    I'm excited for you! Painting furniture is one of my all time favorite hobbies! I've painted lots of laminate, veneer, and real wood pieces and I can tell you the painting process is pretty much the same. Of course you can use expensive products like chalk paint that promise you can skip steps, but for me I do the simple prepare, prime, paint, and protect method. You can read a detailed tutorial on how to paint furniture on my blog: http://www.welcome-to-the-woods.com/how-to-paint-furniture-in-4-steps/ If it's a piece you really want to last, be sure to take your time on the prepare and protect steps. It's really important to sand thoroughly, especially glossy finishes. On real wood, you can even use a stripping solution to remove the stain for a fresh start. Also, lightly sanding with 220 grit paper between each coat of primer, paint, and clear protect will also ensure a stronger adhesion and lasting finish. For me, painting laminate I just prime and paint. No laminate piece of furniture lasts too long in my house because they just aren't quality. So I get the paint job done quickly and don't mind when the paint starts to peel after a couple years. Painting real wood furniture, like this beautiful mid-century Bassett dresser ( http://www.welcome-to-the-woods.com/mid-century-modern-dresser-redo/ ), I put a lot more time into. Good luck to you!! I hope I helped and if you have any specific questions, feel free to ask!

  • Marlene Murray Marlene Murray on Jan 14, 2016
    laminate and veneer are 2 very different things. 2 things common with painting laminate furniture are bubbling whiloe the paint and or primer are still wet and lack of adhesion after its dried. I would use vinegar and not TSP for cleaning first. Sanding is a pain, but it is essential if you want all your hard work to really last. Just don't over-sand. Prime (we use B.I.N.)...once that is dry do 2 or 3 coats of paint, sanding lightly (400 grit is good) between coats.....after they thoroughly dry) Once that's done we use a sealer. MinWax wipe on is good. Lots of work, but if you want your project to last for years and years...that's how you do it.
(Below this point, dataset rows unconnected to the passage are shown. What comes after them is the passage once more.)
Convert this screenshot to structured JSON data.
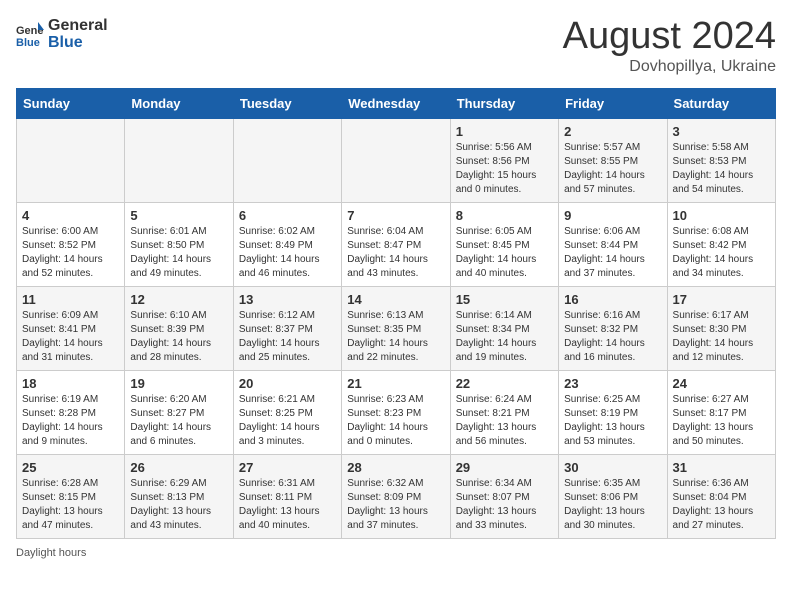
{
  "header": {
    "logo_general": "General",
    "logo_blue": "Blue",
    "month": "August 2024",
    "location": "Dovhopillya, Ukraine"
  },
  "days_of_week": [
    "Sunday",
    "Monday",
    "Tuesday",
    "Wednesday",
    "Thursday",
    "Friday",
    "Saturday"
  ],
  "weeks": [
    [
      {
        "day": "",
        "info": ""
      },
      {
        "day": "",
        "info": ""
      },
      {
        "day": "",
        "info": ""
      },
      {
        "day": "",
        "info": ""
      },
      {
        "day": "1",
        "info": "Sunrise: 5:56 AM\nSunset: 8:56 PM\nDaylight: 15 hours\nand 0 minutes."
      },
      {
        "day": "2",
        "info": "Sunrise: 5:57 AM\nSunset: 8:55 PM\nDaylight: 14 hours\nand 57 minutes."
      },
      {
        "day": "3",
        "info": "Sunrise: 5:58 AM\nSunset: 8:53 PM\nDaylight: 14 hours\nand 54 minutes."
      }
    ],
    [
      {
        "day": "4",
        "info": "Sunrise: 6:00 AM\nSunset: 8:52 PM\nDaylight: 14 hours\nand 52 minutes."
      },
      {
        "day": "5",
        "info": "Sunrise: 6:01 AM\nSunset: 8:50 PM\nDaylight: 14 hours\nand 49 minutes."
      },
      {
        "day": "6",
        "info": "Sunrise: 6:02 AM\nSunset: 8:49 PM\nDaylight: 14 hours\nand 46 minutes."
      },
      {
        "day": "7",
        "info": "Sunrise: 6:04 AM\nSunset: 8:47 PM\nDaylight: 14 hours\nand 43 minutes."
      },
      {
        "day": "8",
        "info": "Sunrise: 6:05 AM\nSunset: 8:45 PM\nDaylight: 14 hours\nand 40 minutes."
      },
      {
        "day": "9",
        "info": "Sunrise: 6:06 AM\nSunset: 8:44 PM\nDaylight: 14 hours\nand 37 minutes."
      },
      {
        "day": "10",
        "info": "Sunrise: 6:08 AM\nSunset: 8:42 PM\nDaylight: 14 hours\nand 34 minutes."
      }
    ],
    [
      {
        "day": "11",
        "info": "Sunrise: 6:09 AM\nSunset: 8:41 PM\nDaylight: 14 hours\nand 31 minutes."
      },
      {
        "day": "12",
        "info": "Sunrise: 6:10 AM\nSunset: 8:39 PM\nDaylight: 14 hours\nand 28 minutes."
      },
      {
        "day": "13",
        "info": "Sunrise: 6:12 AM\nSunset: 8:37 PM\nDaylight: 14 hours\nand 25 minutes."
      },
      {
        "day": "14",
        "info": "Sunrise: 6:13 AM\nSunset: 8:35 PM\nDaylight: 14 hours\nand 22 minutes."
      },
      {
        "day": "15",
        "info": "Sunrise: 6:14 AM\nSunset: 8:34 PM\nDaylight: 14 hours\nand 19 minutes."
      },
      {
        "day": "16",
        "info": "Sunrise: 6:16 AM\nSunset: 8:32 PM\nDaylight: 14 hours\nand 16 minutes."
      },
      {
        "day": "17",
        "info": "Sunrise: 6:17 AM\nSunset: 8:30 PM\nDaylight: 14 hours\nand 12 minutes."
      }
    ],
    [
      {
        "day": "18",
        "info": "Sunrise: 6:19 AM\nSunset: 8:28 PM\nDaylight: 14 hours\nand 9 minutes."
      },
      {
        "day": "19",
        "info": "Sunrise: 6:20 AM\nSunset: 8:27 PM\nDaylight: 14 hours\nand 6 minutes."
      },
      {
        "day": "20",
        "info": "Sunrise: 6:21 AM\nSunset: 8:25 PM\nDaylight: 14 hours\nand 3 minutes."
      },
      {
        "day": "21",
        "info": "Sunrise: 6:23 AM\nSunset: 8:23 PM\nDaylight: 14 hours\nand 0 minutes."
      },
      {
        "day": "22",
        "info": "Sunrise: 6:24 AM\nSunset: 8:21 PM\nDaylight: 13 hours\nand 56 minutes."
      },
      {
        "day": "23",
        "info": "Sunrise: 6:25 AM\nSunset: 8:19 PM\nDaylight: 13 hours\nand 53 minutes."
      },
      {
        "day": "24",
        "info": "Sunrise: 6:27 AM\nSunset: 8:17 PM\nDaylight: 13 hours\nand 50 minutes."
      }
    ],
    [
      {
        "day": "25",
        "info": "Sunrise: 6:28 AM\nSunset: 8:15 PM\nDaylight: 13 hours\nand 47 minutes."
      },
      {
        "day": "26",
        "info": "Sunrise: 6:29 AM\nSunset: 8:13 PM\nDaylight: 13 hours\nand 43 minutes."
      },
      {
        "day": "27",
        "info": "Sunrise: 6:31 AM\nSunset: 8:11 PM\nDaylight: 13 hours\nand 40 minutes."
      },
      {
        "day": "28",
        "info": "Sunrise: 6:32 AM\nSunset: 8:09 PM\nDaylight: 13 hours\nand 37 minutes."
      },
      {
        "day": "29",
        "info": "Sunrise: 6:34 AM\nSunset: 8:07 PM\nDaylight: 13 hours\nand 33 minutes."
      },
      {
        "day": "30",
        "info": "Sunrise: 6:35 AM\nSunset: 8:06 PM\nDaylight: 13 hours\nand 30 minutes."
      },
      {
        "day": "31",
        "info": "Sunrise: 6:36 AM\nSunset: 8:04 PM\nDaylight: 13 hours\nand 27 minutes."
      }
    ]
  ],
  "footer": "Daylight hours"
}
  • Mary Hill Mary Hill on Jan 15, 2016
    This is what I did...